*Supplied records*.
* * *

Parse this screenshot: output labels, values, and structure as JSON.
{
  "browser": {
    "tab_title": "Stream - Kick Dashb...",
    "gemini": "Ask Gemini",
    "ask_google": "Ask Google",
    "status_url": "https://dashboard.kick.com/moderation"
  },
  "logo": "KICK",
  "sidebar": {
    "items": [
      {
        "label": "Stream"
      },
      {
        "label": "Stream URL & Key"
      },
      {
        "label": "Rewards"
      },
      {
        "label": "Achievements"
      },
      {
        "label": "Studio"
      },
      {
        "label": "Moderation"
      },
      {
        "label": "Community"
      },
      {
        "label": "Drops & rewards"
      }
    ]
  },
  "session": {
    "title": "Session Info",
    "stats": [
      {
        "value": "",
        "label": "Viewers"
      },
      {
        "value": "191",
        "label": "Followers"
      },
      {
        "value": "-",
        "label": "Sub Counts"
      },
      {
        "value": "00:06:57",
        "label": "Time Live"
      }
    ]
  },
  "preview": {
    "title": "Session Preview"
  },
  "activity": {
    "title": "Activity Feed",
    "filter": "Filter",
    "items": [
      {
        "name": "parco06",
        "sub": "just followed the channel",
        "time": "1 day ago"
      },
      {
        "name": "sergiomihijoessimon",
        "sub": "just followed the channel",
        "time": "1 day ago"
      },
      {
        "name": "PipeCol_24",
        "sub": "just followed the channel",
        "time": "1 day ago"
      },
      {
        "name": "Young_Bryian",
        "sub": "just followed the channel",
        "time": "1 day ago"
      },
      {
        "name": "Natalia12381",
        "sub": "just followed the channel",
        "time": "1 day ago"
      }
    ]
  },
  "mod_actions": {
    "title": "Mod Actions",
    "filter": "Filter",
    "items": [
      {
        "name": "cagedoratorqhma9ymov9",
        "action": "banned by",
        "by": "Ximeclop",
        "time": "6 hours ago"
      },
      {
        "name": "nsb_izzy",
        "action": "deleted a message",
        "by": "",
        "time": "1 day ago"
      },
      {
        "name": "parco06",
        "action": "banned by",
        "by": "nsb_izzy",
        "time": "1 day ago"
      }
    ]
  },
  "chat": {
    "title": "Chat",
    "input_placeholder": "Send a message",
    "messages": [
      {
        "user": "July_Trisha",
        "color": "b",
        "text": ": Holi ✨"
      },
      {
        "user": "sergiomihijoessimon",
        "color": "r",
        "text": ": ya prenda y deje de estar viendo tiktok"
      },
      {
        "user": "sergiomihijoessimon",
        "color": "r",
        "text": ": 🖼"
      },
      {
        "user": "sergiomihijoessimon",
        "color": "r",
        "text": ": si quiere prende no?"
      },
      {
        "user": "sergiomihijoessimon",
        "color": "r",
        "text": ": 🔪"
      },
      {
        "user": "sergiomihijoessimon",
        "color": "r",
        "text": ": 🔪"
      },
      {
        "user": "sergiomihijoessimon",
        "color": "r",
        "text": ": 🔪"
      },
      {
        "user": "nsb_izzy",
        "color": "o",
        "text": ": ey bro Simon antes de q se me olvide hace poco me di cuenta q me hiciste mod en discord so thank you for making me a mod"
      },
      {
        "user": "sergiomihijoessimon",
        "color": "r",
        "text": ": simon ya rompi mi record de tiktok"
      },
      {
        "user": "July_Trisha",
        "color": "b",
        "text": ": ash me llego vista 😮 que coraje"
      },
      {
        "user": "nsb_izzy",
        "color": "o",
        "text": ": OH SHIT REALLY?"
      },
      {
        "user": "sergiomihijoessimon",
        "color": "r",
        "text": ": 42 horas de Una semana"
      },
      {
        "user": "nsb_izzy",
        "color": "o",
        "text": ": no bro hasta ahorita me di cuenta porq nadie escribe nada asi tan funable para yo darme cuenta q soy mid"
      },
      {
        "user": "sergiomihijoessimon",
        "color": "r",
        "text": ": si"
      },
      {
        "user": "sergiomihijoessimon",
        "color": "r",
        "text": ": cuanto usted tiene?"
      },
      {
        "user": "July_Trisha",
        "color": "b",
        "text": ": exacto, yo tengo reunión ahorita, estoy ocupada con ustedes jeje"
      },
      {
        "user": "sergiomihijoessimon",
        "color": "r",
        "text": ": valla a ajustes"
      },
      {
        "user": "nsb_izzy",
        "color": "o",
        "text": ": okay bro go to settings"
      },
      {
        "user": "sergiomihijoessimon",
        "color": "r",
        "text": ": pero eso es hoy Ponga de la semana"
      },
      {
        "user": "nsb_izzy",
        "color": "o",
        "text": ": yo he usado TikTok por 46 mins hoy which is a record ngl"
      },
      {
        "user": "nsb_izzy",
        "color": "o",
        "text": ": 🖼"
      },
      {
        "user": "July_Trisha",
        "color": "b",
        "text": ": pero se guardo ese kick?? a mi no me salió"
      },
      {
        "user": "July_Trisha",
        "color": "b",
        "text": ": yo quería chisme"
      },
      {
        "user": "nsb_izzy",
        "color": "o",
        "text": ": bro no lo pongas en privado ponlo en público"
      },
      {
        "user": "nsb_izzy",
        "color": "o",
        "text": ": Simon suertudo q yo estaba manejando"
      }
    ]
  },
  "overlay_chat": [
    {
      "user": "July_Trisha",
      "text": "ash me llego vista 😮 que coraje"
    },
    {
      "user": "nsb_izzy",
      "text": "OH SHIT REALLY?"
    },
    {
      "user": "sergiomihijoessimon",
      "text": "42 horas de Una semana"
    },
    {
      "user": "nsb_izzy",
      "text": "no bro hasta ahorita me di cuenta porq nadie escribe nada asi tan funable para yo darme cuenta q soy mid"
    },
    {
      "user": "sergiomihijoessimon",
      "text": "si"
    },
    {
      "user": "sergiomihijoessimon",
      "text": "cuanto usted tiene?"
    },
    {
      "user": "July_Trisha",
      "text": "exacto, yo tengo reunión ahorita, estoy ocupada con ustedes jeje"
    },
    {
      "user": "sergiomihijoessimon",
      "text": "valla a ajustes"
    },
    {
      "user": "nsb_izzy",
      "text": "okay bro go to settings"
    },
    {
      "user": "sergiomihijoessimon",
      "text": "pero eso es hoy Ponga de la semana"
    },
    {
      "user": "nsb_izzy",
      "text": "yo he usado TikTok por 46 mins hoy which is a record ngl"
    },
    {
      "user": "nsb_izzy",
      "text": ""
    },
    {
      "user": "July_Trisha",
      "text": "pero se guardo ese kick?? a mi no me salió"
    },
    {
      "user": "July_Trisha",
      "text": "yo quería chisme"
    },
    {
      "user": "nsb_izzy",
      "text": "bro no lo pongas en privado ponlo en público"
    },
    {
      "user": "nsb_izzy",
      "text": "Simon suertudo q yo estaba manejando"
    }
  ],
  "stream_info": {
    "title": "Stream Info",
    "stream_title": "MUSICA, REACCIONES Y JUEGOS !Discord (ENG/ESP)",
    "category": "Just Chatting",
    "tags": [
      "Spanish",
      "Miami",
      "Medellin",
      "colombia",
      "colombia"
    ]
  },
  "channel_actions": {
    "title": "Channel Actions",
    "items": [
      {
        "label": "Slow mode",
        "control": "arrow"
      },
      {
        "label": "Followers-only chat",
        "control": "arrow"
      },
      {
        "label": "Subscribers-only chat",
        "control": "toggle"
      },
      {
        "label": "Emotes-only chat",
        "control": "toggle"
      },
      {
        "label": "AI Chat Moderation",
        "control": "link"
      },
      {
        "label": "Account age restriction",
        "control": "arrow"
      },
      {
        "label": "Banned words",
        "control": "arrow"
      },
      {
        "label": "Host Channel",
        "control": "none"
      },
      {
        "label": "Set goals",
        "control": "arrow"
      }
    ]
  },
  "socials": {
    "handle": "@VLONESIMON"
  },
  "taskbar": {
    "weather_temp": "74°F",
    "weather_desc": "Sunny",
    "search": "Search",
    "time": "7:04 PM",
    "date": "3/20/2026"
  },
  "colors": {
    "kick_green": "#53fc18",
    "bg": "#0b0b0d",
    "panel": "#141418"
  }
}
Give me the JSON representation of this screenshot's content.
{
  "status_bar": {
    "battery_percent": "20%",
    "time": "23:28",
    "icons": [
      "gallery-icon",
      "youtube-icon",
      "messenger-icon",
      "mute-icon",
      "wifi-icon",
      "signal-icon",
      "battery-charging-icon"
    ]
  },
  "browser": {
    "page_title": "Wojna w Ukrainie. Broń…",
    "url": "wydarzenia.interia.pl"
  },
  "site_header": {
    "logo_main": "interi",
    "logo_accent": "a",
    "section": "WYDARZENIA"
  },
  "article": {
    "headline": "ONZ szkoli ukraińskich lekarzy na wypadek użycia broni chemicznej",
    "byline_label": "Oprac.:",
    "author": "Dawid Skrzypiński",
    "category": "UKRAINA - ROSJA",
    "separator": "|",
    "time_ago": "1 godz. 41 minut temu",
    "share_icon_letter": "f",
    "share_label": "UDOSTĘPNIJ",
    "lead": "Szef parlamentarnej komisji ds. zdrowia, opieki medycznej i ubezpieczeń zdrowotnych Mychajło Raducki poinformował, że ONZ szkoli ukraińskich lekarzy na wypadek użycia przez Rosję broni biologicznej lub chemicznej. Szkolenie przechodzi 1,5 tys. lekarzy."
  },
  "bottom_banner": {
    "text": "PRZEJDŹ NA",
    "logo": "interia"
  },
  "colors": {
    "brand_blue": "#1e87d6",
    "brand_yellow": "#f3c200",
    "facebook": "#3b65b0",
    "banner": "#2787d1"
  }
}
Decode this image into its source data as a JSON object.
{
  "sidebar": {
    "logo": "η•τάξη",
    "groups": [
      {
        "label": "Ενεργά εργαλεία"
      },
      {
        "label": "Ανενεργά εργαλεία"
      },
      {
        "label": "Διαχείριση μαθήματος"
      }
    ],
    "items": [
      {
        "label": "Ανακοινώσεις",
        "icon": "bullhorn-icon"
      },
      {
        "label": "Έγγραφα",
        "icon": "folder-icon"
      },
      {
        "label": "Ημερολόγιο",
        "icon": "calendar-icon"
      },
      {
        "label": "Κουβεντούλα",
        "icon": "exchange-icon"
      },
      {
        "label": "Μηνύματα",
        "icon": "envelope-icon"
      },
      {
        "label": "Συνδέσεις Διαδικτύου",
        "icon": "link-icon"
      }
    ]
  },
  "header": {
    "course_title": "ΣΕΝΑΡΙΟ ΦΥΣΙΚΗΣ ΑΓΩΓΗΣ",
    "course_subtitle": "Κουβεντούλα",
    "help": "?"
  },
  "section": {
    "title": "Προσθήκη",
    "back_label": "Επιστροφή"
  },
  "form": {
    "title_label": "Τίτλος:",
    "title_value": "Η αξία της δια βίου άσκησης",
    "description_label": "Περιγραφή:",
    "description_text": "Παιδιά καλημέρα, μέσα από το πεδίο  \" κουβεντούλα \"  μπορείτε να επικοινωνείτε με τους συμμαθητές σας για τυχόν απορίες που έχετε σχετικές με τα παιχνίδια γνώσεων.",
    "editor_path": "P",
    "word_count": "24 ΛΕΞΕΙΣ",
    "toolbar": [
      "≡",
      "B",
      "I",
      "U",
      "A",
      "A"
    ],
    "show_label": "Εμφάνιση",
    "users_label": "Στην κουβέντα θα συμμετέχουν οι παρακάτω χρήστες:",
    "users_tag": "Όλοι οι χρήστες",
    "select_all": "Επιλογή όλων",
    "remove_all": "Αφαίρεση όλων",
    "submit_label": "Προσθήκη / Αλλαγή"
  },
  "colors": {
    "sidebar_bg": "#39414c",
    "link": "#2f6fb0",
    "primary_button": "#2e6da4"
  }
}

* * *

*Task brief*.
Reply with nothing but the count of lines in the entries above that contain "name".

*Answer to this task*.
8